To do:
Those lines of the following listing which contain the string "title" should be returned.

*** Opening Supplied entries ***

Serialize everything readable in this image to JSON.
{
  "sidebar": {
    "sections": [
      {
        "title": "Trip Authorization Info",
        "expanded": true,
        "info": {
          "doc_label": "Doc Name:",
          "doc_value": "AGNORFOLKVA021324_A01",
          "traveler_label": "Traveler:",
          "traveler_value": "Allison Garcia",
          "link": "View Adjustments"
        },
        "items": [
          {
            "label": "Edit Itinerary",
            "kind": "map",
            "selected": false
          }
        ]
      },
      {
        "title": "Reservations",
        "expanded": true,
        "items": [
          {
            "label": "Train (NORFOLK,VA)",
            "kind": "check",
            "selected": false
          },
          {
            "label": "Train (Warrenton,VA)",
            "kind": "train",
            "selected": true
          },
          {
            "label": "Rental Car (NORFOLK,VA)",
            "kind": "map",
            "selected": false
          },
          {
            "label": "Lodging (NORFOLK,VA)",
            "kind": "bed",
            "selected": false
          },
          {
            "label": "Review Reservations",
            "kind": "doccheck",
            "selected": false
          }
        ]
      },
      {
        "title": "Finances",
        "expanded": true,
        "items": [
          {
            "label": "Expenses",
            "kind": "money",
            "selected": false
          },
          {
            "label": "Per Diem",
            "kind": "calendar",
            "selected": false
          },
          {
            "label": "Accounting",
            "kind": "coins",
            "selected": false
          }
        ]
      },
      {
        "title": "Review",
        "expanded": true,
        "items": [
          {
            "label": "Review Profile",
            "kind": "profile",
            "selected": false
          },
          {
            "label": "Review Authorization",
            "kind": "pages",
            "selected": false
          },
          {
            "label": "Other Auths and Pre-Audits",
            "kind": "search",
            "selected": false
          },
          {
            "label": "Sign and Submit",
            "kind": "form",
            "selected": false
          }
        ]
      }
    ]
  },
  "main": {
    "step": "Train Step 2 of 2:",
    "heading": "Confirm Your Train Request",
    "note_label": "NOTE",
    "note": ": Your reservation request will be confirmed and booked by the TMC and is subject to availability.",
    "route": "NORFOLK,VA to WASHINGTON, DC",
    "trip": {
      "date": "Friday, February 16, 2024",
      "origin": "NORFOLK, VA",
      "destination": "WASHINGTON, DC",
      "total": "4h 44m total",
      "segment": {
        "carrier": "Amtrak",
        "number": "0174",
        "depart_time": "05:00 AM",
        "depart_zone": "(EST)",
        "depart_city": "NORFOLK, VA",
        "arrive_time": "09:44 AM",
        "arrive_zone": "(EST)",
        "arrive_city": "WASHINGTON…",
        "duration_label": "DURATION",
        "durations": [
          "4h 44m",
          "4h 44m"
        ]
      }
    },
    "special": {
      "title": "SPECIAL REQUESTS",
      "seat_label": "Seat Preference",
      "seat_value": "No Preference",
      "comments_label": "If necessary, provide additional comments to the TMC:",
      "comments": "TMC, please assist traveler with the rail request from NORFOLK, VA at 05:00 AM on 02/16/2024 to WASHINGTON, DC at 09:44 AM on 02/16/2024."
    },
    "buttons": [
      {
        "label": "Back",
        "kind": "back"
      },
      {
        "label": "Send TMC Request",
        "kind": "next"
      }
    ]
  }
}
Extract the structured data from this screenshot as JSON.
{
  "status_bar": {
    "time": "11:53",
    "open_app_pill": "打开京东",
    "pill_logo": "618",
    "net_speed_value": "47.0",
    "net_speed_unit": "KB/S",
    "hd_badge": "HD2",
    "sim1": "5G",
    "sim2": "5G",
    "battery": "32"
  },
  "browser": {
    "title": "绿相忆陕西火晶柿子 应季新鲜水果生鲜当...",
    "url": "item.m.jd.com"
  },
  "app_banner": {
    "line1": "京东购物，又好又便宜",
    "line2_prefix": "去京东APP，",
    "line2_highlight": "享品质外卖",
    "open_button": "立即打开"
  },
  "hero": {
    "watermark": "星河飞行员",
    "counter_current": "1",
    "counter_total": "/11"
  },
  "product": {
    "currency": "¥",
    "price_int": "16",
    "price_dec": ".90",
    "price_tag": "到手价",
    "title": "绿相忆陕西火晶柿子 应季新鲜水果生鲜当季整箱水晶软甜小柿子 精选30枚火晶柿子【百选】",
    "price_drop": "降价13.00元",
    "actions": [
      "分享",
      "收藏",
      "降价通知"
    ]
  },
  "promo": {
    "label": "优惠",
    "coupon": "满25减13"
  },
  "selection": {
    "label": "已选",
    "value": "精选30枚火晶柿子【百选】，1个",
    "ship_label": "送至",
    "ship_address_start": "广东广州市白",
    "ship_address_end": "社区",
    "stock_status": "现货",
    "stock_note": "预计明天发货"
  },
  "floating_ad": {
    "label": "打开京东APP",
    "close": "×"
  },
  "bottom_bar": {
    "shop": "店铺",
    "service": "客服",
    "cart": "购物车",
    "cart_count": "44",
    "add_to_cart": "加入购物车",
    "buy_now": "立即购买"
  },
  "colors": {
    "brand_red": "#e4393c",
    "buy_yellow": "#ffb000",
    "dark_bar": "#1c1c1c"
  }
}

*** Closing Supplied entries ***

Response area:
        "title": "Trip Authorization Info",
        "title": "Reservations",
        "title": "Finances",
        "title": "Review",
      "title": "SPECIAL REQUESTS",
    "title": "绿相忆陕西火晶柿子 应季新鲜水果生鲜当...",
    "title": "绿相忆陕西火晶柿子 应季新鲜水果生鲜当季整箱水晶软甜小柿子 精选30枚火晶柿子【百选】",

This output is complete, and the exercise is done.